I’m excited to introduce another brand-new series to my blog, titled, “Replay,” where I look back at my favorite albums and review them with a fresh perspective. Featured in this installment are Kelsea Ballerini’s Unapologetically and Taylor Swift’s reputation.
Note: In the interest of full disclosure, I previously reviewed both of these albums for Stars and Celebs.com (formerly The Celebrity Cafe.com).
Kelsea Ballerini, Unapologetically (Black River Entertainment, 11/3/17)
Unapologetically, Kelsea Ballerini’s 2017 follow-up to her 2015 debut, The First Time reminds listeners why she’s a force in country music. A sharp lyricist and a talented vocalist, Ballerini embraces the youthful mischief that catapulted her to stardom (see The First Time’s “Love Me Like You Mean It” and “Dibs“) and pairs it with a deep sense of emotional maturity. She’s extremely versatile on Unapologetically–she confidently reclaims her identity after losing it during a past relationship on explosive #1 single, “Miss Me More;” muses on feelings of nostalgia on “High School” (Ballerini also has the honor of writing this track entirely on her own); reaffirms her belief in finding love on End of the World; and pokes holes in a variety of romantic cliches with humor and sass on “I Hate Love Songs” (We were drunk when we met/So we don’t know our anniversary is one of the song’s cheekier lines). Ballerini’s growth as an artist from The First Time to Unapologetically is evident, and it will be interesting to watch her continue to evolve, particularly on her not-yet-titled third studio album due out this spring.

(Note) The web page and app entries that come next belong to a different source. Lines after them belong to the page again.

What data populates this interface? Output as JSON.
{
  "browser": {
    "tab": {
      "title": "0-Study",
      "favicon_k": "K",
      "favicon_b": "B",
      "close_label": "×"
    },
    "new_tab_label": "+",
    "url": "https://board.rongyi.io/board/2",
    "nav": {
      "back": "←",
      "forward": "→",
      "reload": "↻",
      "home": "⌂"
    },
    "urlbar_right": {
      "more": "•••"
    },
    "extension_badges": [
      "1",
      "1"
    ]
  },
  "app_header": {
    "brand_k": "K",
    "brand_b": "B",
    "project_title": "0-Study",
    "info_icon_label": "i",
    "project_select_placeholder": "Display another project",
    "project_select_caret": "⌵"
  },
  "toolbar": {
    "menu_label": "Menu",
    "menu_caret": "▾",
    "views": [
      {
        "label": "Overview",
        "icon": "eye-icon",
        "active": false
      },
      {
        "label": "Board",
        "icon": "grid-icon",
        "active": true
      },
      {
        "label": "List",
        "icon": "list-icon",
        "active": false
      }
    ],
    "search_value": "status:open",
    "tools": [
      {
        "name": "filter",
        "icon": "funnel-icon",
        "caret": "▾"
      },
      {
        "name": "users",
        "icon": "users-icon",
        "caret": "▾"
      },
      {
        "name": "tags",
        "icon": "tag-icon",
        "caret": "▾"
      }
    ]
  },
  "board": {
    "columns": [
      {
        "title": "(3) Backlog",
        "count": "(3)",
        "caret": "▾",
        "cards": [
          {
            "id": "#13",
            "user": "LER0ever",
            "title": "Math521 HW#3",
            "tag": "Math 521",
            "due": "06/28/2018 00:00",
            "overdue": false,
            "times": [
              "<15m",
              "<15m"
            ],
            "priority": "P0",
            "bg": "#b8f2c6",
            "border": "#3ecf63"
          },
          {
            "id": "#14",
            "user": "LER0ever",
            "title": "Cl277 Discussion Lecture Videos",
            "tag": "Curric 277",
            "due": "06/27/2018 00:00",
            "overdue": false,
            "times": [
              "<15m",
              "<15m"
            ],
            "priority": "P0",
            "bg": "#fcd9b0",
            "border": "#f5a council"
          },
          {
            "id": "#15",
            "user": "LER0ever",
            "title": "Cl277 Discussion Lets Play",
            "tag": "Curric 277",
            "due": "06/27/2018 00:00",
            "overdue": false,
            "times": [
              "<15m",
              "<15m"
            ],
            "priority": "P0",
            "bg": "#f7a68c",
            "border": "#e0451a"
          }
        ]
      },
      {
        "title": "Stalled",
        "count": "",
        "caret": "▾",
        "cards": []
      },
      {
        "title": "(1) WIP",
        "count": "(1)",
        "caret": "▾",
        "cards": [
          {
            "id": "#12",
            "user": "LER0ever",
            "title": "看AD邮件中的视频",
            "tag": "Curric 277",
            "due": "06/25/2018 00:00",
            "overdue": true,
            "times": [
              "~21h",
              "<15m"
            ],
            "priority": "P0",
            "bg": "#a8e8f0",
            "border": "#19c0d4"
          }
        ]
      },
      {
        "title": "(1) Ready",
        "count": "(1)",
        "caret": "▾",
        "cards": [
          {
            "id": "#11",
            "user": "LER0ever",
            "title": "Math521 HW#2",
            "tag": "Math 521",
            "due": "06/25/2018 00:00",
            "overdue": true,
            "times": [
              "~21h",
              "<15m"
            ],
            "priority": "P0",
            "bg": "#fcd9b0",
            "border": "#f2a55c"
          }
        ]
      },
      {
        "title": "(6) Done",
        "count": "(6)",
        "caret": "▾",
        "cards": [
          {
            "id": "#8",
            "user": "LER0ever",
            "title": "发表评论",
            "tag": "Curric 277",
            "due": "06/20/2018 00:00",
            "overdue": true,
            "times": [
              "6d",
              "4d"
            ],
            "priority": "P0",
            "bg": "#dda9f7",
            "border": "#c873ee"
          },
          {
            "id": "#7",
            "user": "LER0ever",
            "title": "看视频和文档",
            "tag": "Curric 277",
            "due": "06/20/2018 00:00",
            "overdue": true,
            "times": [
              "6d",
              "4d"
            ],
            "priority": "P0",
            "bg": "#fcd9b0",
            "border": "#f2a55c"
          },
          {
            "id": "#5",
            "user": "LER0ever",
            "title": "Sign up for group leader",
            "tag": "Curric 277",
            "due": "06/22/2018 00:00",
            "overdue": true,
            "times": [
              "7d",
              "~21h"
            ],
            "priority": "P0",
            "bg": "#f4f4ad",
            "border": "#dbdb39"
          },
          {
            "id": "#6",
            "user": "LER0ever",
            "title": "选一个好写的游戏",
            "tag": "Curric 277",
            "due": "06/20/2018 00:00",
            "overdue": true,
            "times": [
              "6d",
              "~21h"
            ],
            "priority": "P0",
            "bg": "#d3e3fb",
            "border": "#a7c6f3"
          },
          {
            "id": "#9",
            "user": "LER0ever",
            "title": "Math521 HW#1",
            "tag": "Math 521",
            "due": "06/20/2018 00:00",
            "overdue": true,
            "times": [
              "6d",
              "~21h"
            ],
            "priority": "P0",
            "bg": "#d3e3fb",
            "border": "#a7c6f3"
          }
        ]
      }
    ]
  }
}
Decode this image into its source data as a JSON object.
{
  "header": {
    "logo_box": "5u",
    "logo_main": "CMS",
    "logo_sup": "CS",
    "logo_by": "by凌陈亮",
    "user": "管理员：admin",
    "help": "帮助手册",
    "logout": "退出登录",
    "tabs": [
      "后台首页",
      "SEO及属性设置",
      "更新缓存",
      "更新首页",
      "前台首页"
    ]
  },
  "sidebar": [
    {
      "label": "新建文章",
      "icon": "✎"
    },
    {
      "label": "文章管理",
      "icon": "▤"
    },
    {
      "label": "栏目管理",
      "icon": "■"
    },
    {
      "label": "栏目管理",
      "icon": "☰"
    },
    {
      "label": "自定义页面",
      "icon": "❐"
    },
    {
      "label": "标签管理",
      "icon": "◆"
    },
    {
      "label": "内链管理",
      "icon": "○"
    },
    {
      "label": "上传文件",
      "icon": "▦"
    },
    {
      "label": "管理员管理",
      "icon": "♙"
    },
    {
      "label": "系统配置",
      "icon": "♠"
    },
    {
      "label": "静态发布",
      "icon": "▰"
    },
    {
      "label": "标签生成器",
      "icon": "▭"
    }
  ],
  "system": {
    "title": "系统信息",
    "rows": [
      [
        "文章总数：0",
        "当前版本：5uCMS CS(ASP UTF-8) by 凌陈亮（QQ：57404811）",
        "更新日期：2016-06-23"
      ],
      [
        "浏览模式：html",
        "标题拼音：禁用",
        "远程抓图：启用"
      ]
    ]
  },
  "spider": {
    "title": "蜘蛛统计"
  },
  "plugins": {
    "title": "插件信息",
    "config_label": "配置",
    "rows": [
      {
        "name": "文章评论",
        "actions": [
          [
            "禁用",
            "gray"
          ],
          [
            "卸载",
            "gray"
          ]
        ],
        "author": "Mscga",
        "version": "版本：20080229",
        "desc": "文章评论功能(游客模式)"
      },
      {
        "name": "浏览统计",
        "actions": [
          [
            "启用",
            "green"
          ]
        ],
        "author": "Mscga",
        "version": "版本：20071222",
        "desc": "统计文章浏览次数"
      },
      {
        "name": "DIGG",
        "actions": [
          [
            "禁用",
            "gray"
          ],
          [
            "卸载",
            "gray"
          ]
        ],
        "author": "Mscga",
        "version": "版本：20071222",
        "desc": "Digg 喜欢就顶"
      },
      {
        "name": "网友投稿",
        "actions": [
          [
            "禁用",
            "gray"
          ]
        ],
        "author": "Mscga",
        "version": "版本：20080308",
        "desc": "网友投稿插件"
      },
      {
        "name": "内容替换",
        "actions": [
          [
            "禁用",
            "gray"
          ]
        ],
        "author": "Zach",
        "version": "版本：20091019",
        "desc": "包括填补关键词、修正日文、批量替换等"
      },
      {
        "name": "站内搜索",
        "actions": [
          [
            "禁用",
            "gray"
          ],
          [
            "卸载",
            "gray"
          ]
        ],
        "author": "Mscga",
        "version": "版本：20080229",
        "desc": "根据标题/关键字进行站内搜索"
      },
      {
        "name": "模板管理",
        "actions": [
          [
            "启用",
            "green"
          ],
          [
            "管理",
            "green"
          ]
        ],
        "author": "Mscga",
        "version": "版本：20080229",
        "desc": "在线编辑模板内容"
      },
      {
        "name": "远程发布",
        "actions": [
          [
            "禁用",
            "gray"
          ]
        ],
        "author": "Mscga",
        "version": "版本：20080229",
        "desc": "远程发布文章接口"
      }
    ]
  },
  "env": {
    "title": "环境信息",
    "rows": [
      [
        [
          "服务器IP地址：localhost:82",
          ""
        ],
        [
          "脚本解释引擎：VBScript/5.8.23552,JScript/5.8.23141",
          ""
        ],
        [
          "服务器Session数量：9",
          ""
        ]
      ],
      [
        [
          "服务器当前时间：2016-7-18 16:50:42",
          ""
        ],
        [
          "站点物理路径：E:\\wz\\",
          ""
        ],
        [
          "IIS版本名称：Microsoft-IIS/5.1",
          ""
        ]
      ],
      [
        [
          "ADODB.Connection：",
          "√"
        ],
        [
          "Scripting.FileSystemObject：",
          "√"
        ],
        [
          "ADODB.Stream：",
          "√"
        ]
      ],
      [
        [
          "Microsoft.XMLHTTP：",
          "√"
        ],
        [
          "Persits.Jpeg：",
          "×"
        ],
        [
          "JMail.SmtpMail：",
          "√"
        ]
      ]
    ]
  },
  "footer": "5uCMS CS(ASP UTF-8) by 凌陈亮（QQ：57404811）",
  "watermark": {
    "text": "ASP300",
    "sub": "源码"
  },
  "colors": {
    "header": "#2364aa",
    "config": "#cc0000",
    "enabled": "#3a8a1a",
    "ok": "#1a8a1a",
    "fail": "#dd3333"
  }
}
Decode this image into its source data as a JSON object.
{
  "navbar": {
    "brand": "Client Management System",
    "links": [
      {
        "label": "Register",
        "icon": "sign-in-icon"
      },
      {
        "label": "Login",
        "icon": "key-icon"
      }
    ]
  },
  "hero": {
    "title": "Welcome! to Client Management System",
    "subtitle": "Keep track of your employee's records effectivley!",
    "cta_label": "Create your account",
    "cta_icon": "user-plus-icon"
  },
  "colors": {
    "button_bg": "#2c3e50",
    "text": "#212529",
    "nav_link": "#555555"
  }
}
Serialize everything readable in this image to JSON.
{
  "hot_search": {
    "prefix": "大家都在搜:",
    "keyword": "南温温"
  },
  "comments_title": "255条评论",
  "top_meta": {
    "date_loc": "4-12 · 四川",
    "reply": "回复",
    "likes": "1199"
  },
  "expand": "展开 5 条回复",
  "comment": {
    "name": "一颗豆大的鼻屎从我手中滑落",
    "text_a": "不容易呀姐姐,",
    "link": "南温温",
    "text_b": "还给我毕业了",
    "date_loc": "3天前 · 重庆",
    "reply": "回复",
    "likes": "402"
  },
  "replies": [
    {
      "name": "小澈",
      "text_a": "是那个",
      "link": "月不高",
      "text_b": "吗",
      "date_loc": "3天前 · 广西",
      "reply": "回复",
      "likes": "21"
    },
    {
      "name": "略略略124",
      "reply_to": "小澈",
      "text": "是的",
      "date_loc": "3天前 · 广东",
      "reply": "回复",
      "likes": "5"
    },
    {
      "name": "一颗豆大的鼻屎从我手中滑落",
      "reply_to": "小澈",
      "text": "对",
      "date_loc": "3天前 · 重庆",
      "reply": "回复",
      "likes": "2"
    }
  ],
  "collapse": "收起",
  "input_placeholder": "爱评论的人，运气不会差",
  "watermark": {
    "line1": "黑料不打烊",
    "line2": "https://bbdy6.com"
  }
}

Taylor Swift, reputation (Big Machine Label Group, 11/10/17)
Taylor Swift doesn’t play around on her sixth studio album, reputation. In fact, she does exactly the opposite, pushing back against the media’s obsession with her and her personal life by creating a concept work around her seemingly noisy persona and juxtaposing it with a quiet love story. As such, reputation is Swift’s most cohesive, innovative album yet–it’s lyrically sharp (see tracks such as “Dancing With Our Hands Tied,” “This Is Why We Can’t Have Nice Things,” “King Of My Heart,” and “Getaway Car“) and sonically bold (think the post-chorus ra da da part on “I Did Something Bad” and the breathy vocoder sounds on “Delicate“). Some of Swift’s finest songs to date live on reputation; Uproxx even included it in a piece highlighting the best pop albums of the 2010s.
And that concludes this installment of “Replay.” Keep checking back to see which of my other favorite albums are featured in the future.